Rickard fell apart when she discovered their van was gone, Peek said. Her biggest worry wasn't losing an investment.
"I thought whoever had them would try to turn them into fighting dogs," she told me as Trace tried to climb onto my lap. "These guys are so mellow. They wouldn't fight. They would lose. And they would be killed."
She wrapped her arms around Trace's head. He looked up and drooled on her shoe.
I've always been a dog show lover. I'll take Westminster over "Dancing With the Stars" any time. In fact, I spent Thanksgiving afternoon this year curled up on the couch with my two mutts, watching the purebreds strut their stuff on the National Dog Show, broadcast from Philadelphia.
The pomp and pageantry always seem so glamorous on TV: pampered canines with perfect hair, judges regal in evening attire. But the run-up to this weekend's national competition in Long Beach looked decidedly less elegant from behind the scenes.
In a prelude to the AKC/Eukanuba National Championship this weekend, Long Beach hosted three days of competitions by local kennel clubs — a sort of dry run for the scared, the skittish, the untested.
There, dogs got cheers if they made it around the ring without being sidetracked by an errant biscuit or stopping to lift a leg on the potted poinsettia. And missteps evoked shudders and sighs of relief, as in, "I'm so glad that wasn't me."
I watched a giant mastiff get disqualified for rearing and refusing to settle down as the judge reached out to examine him. Maybe he was disturbed by the indignity of the pat-down, or distracted by the glossy black schnauzer prancing around behind him.
It sent a chill, and nod of recognition, through the crowd. This was an animal bred to protect, not to take easily to strangers — reminding us all that these are animals, not props.
Thursday's scene was certainly ripe for mocking — grown men cooing in high voices to little dogs, women dashing around the ring in fancy dresses, treats dangling from their waists and metal dog combs rubber-banded to their arms.

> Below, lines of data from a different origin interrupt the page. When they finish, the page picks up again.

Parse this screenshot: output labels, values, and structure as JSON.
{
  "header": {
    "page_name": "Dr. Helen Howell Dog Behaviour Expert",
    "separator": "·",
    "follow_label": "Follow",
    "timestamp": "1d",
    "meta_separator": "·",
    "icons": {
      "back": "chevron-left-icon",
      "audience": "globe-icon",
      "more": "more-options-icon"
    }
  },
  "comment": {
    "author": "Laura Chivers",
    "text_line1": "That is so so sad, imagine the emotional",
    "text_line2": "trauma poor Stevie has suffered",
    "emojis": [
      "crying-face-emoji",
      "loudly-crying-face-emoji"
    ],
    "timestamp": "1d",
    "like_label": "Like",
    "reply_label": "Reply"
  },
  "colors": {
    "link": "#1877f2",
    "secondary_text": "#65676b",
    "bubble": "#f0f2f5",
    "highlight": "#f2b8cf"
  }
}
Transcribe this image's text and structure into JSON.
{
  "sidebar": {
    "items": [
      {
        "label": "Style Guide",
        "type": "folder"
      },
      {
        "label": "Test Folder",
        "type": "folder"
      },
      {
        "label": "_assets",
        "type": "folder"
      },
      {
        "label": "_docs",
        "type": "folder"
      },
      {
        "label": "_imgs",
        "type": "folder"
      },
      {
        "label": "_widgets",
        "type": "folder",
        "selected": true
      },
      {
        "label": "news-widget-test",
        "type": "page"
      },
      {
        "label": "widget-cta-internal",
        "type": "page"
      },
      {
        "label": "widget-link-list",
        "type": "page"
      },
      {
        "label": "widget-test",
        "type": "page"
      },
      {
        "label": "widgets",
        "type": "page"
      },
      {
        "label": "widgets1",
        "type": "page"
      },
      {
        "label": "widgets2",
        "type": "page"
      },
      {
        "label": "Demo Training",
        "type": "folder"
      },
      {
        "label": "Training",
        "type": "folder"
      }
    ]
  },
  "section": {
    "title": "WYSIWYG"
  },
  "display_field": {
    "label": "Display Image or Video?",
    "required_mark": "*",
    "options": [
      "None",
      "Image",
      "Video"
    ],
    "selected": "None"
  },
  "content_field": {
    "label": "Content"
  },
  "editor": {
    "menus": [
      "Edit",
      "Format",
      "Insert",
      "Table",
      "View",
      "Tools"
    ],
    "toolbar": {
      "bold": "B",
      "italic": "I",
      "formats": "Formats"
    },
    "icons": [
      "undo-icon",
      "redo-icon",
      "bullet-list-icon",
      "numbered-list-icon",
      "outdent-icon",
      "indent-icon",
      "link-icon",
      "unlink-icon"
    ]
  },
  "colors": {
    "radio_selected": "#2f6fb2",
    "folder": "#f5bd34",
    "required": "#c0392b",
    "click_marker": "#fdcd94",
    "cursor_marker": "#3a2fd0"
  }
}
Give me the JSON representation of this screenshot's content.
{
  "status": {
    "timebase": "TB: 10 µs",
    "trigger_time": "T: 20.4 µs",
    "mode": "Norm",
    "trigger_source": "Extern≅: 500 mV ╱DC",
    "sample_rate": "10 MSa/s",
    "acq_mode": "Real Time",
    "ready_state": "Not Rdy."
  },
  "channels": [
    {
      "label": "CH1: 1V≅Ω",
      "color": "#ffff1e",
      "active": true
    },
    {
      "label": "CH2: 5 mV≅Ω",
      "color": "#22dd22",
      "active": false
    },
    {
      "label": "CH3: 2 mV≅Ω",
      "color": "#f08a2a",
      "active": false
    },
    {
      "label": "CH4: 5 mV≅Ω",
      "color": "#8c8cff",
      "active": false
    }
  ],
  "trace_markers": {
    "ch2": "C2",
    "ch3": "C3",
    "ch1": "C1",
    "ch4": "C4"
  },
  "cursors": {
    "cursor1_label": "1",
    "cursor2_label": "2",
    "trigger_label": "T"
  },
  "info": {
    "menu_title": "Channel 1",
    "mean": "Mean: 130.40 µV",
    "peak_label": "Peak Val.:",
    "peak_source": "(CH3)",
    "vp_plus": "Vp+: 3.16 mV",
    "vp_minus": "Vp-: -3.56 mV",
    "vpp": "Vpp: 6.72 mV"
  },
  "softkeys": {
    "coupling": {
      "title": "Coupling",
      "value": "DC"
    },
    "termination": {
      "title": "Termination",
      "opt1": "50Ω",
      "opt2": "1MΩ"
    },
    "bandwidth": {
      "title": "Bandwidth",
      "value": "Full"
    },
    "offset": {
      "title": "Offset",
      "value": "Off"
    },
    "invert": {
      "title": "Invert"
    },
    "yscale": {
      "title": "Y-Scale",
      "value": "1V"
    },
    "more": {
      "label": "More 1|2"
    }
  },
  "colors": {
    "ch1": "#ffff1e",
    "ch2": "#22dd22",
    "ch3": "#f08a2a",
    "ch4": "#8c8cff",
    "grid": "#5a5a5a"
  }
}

It's easy to paint the show-dog crowd as either weirdly overindulgent of their pets, or as callous profiteers who see dollar signs in Fido's eyes.
But it's in that great middle ground where you find most handlers — dog lovers like Rickard and Peek, who can't afford the competition's official hotels: the Hyatt Regency, the Westin, the Renaissance. When you're traveling with eight dogs, as they were, there are things more important than room service and a fancy lobby.
Don't knock Motel 6, Peek said. "It's dog-friendly. And it's cheap." Then he took a knee on the convention floor, reached under his ribbon-winning puppy and sopped up a giant yellow puddle with a too-small wad of paper towels.